A world-renowned philosopher and social activist, Dr. David Hartman (zl) was the founder and president emeritus of the Shalom Hartman Institute in Jerusalem. Named after his late father, the Institute is dedicated to developing a new understanding of classical Judaism that provides moral and spiritual direction for Judaism's confrontation with modernity.Formerly professor emeritus at Hebrew University in Jerusalem, he received his rabbinic ordination from Yeshiva University's theological seminary in New York City. He is the author of many award-winning books, including From Defender to Critic: The Search for a New Jewish Self; The God Who Hates Lies: Confronting and Rethinking Jewish Tradition; A Heart of Many Rooms: Celebrating the Many Voices within Judaism, finalist for the National Jewish Book Award and a Publishers Weekly Best Book of the Year; and Love and Terror in the God Encounter: The Theological Legacy of Rabbi Joseph B. Soloveitchik (all Jewish Lights). His classic works A Living Covenant: The Innovative Spirit in Traditional Judaism (Jewish Lights) and Maimonides: Torah and Philosophic Quest both were winners of the National Jewish Book Award.

"A unique combination of love and criticism, depth and respect.

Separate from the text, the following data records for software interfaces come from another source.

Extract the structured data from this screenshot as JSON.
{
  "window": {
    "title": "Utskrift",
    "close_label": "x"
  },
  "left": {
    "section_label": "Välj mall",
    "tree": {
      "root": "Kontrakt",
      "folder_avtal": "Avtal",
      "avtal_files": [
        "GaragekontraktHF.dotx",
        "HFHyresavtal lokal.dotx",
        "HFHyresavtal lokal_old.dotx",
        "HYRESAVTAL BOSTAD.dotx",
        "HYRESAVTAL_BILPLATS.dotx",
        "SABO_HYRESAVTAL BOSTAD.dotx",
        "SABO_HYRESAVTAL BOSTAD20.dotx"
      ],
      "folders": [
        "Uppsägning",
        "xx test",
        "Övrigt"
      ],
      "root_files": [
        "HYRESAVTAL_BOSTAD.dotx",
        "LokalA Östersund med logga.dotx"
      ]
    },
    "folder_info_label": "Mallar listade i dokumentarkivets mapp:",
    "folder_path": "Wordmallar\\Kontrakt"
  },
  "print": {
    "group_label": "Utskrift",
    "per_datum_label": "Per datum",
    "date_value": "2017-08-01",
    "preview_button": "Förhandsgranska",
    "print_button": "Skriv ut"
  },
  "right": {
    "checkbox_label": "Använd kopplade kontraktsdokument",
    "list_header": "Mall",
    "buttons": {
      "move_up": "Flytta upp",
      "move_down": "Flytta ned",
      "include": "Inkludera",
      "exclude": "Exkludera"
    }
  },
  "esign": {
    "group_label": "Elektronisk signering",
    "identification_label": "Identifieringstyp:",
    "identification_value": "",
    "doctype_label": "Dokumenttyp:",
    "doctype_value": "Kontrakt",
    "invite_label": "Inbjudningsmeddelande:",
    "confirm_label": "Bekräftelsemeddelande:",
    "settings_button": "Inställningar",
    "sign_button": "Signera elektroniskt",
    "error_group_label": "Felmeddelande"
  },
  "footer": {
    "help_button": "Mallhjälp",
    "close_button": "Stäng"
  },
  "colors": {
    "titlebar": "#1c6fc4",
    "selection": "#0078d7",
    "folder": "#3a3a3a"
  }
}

This book is an invitation to experience Hartman's ongoing philosophical dialogue with his great teacher, and is an important contribution to understanding the thought of both these major figures."
--Prof. Avi Sagi, director, Interdisciplinary Graduate Program in Hereneutics and Cultural Studies, Bar Ilan University

"Compellingly demonstrates how R. Soloveitchik joined intellectual brilliance in Jewish learning with a deep empathy for modern existentialist philosophy. Undoubtedly, this work will become the standard for future scholarship on the majestic thought of R. Soloveitchick."
--Prof. Yehuda (Jerome) Gellman, Department of Philosophy, Ben-Gurion University of Negev